[WORK TASK]:
Every line below must be reproduced exactly; no pictures are to be included.

Data entries:
+ + + + + + +

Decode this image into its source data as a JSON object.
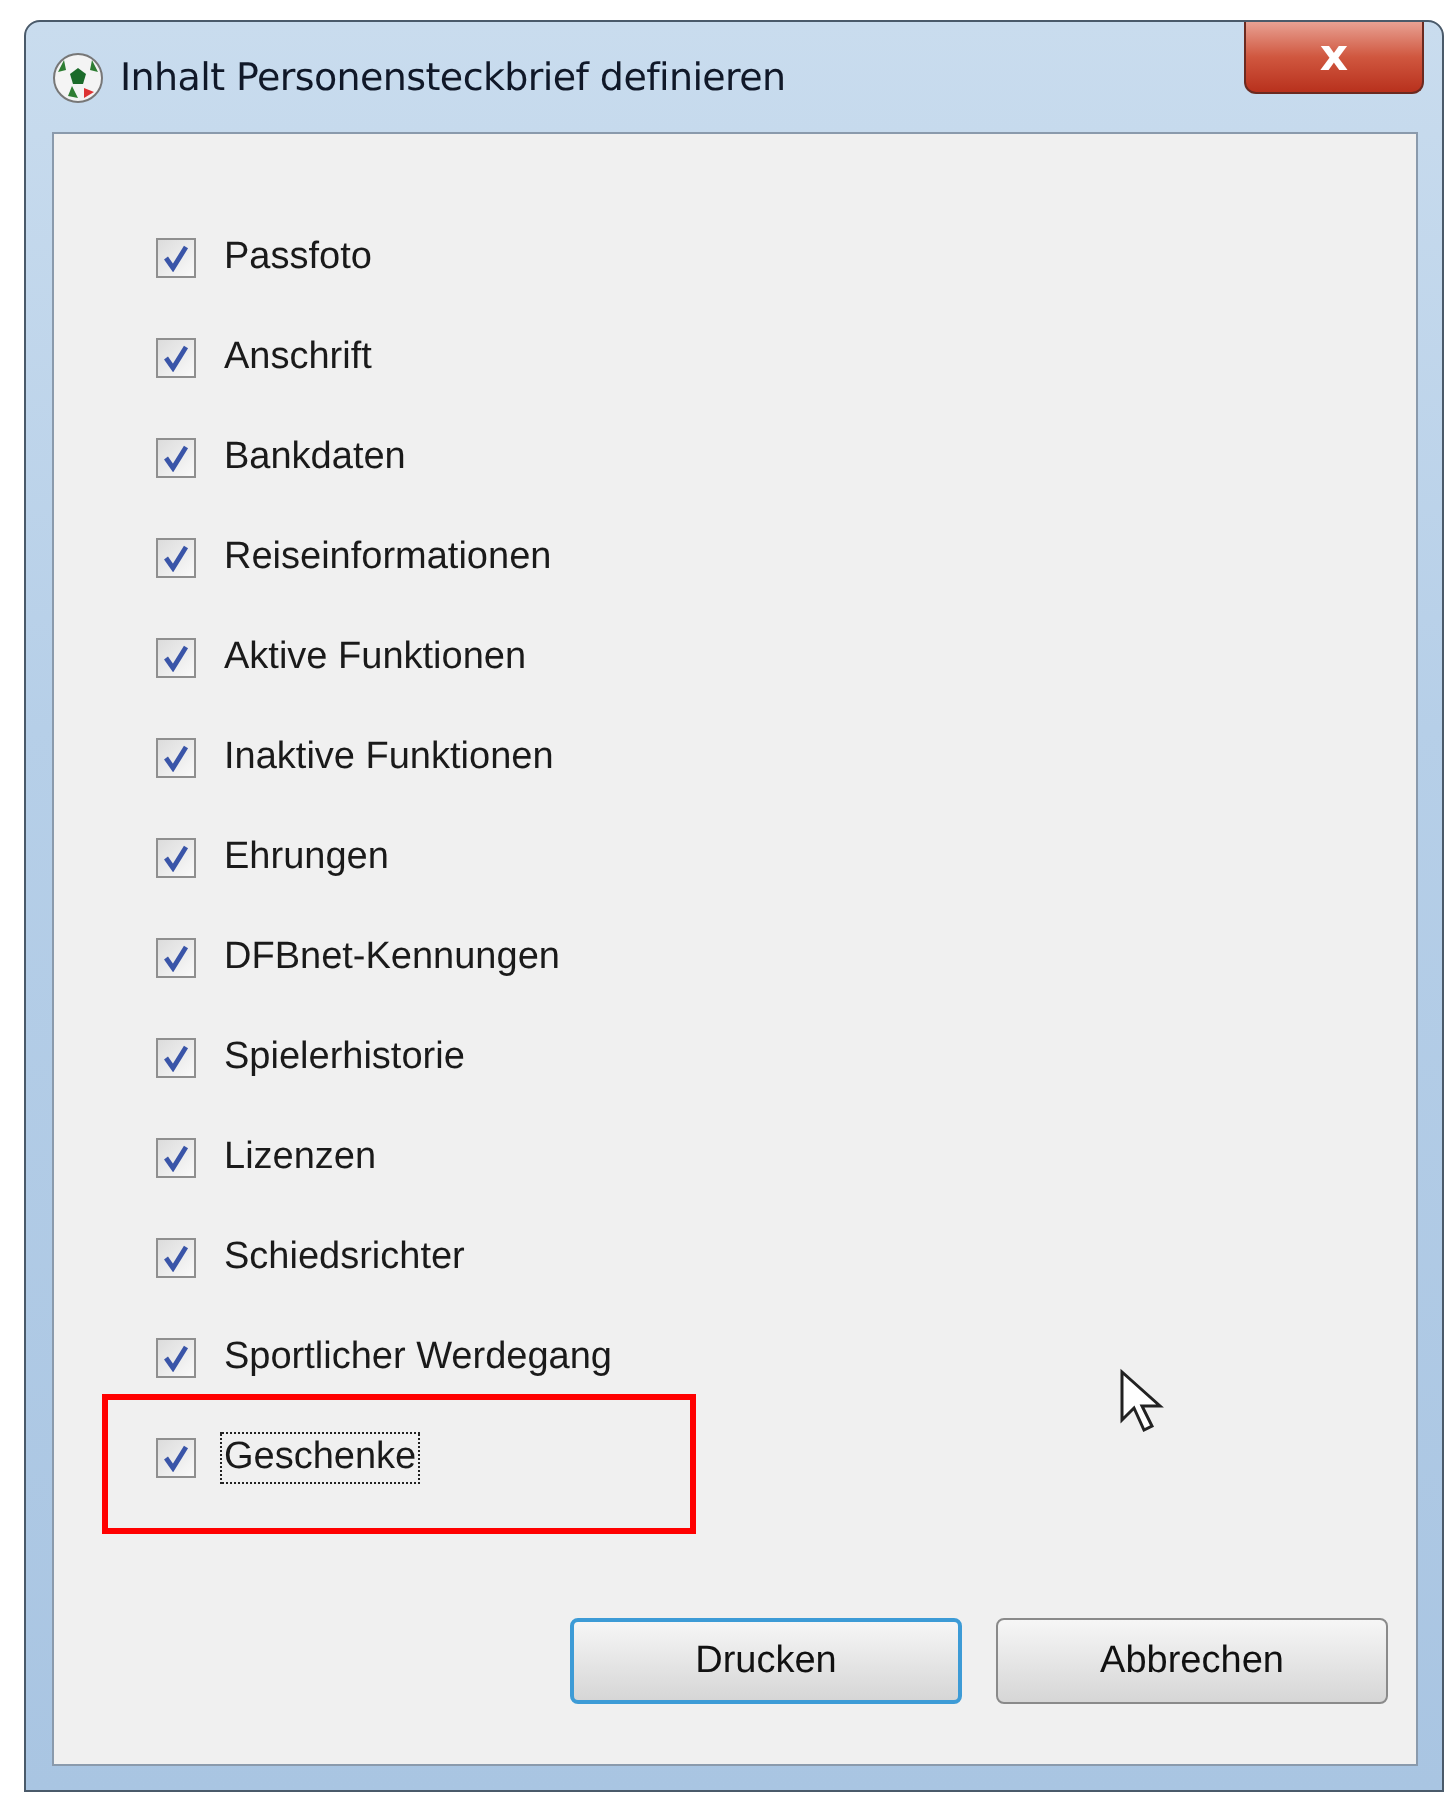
{
  "window": {
    "title": "Inhalt Personensteckbrief definieren",
    "close_label": "x"
  },
  "items": [
    {
      "label": "Passfoto",
      "checked": true,
      "focused": false,
      "highlighted": false
    },
    {
      "label": "Anschrift",
      "checked": true,
      "focused": false,
      "highlighted": false
    },
    {
      "label": "Bankdaten",
      "checked": true,
      "focused": false,
      "highlighted": false
    },
    {
      "label": "Reiseinformationen",
      "checked": true,
      "focused": false,
      "highlighted": false
    },
    {
      "label": "Aktive Funktionen",
      "checked": true,
      "focused": false,
      "highlighted": false
    },
    {
      "label": "Inaktive Funktionen",
      "checked": true,
      "focused": false,
      "highlighted": false
    },
    {
      "label": "Ehrungen",
      "checked": true,
      "focused": false,
      "highlighted": false
    },
    {
      "label": "DFBnet-Kennungen",
      "checked": true,
      "focused": false,
      "highlighted": false
    },
    {
      "label": "Spielerhistorie",
      "checked": true,
      "focused": false,
      "highlighted": false
    },
    {
      "label": "Lizenzen",
      "checked": true,
      "focused": false,
      "highlighted": false
    },
    {
      "label": "Schiedsrichter",
      "checked": true,
      "focused": false,
      "highlighted": false
    },
    {
      "label": "Sportlicher Werdegang",
      "checked": true,
      "focused": false,
      "highlighted": false
    },
    {
      "label": "Geschenke",
      "checked": true,
      "focused": true,
      "highlighted": true
    }
  ],
  "buttons": [
    {
      "label": "Drucken",
      "default": true
    },
    {
      "label": "Abbrechen",
      "default": false
    }
  ]
}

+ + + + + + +

[RESULT OF THIS EXERCISE]:
Decode this image into its source data as a JSON object.
{
  "window": {
    "title": "Inhalt Personensteckbrief definieren",
    "close_label": "x"
  },
  "items": [
    {
      "label": "Passfoto",
      "checked": true,
      "focused": false,
      "highlighted": false
    },
    {
      "label": "Anschrift",
      "checked": true,
      "focused": false,
      "highlighted": false
    },
    {
      "label": "Bankdaten",
      "checked": true,
      "focused": false,
      "highlighted": false
    },
    {
      "label": "Reiseinformationen",
      "checked": true,
      "focused": false,
      "highlighted": false
    },
    {
      "label": "Aktive Funktionen",
      "checked": true,
      "focused": false,
      "highlighted": false
    },
    {
      "label": "Inaktive Funktionen",
      "checked": true,
      "focused": false,
      "highlighted": false
    },
    {
      "label": "Ehrungen",
      "checked": true,
      "focused": false,
      "highlighted": false
    },
    {
      "label": "DFBnet-Kennungen",
      "checked": true,
      "focused": false,
      "highlighted": false
    },
    {
      "label": "Spielerhistorie",
      "checked": true,
      "focused": false,
      "highlighted": false
    },
    {
      "label": "Lizenzen",
      "checked": true,
      "focused": false,
      "highlighted": false
    },
    {
      "label": "Schiedsrichter",
      "checked": true,
      "focused": false,
      "highlighted": false
    },
    {
      "label": "Sportlicher Werdegang",
      "checked": true,
      "focused": false,
      "highlighted": false
    },
    {
      "label": "Geschenke",
      "checked": true,
      "focused": true,
      "highlighted": true
    }
  ],
  "buttons": [
    {
      "label": "Drucken",
      "default": true
    },
    {
      "label": "Abbrechen",
      "default": false
    }
  ]
}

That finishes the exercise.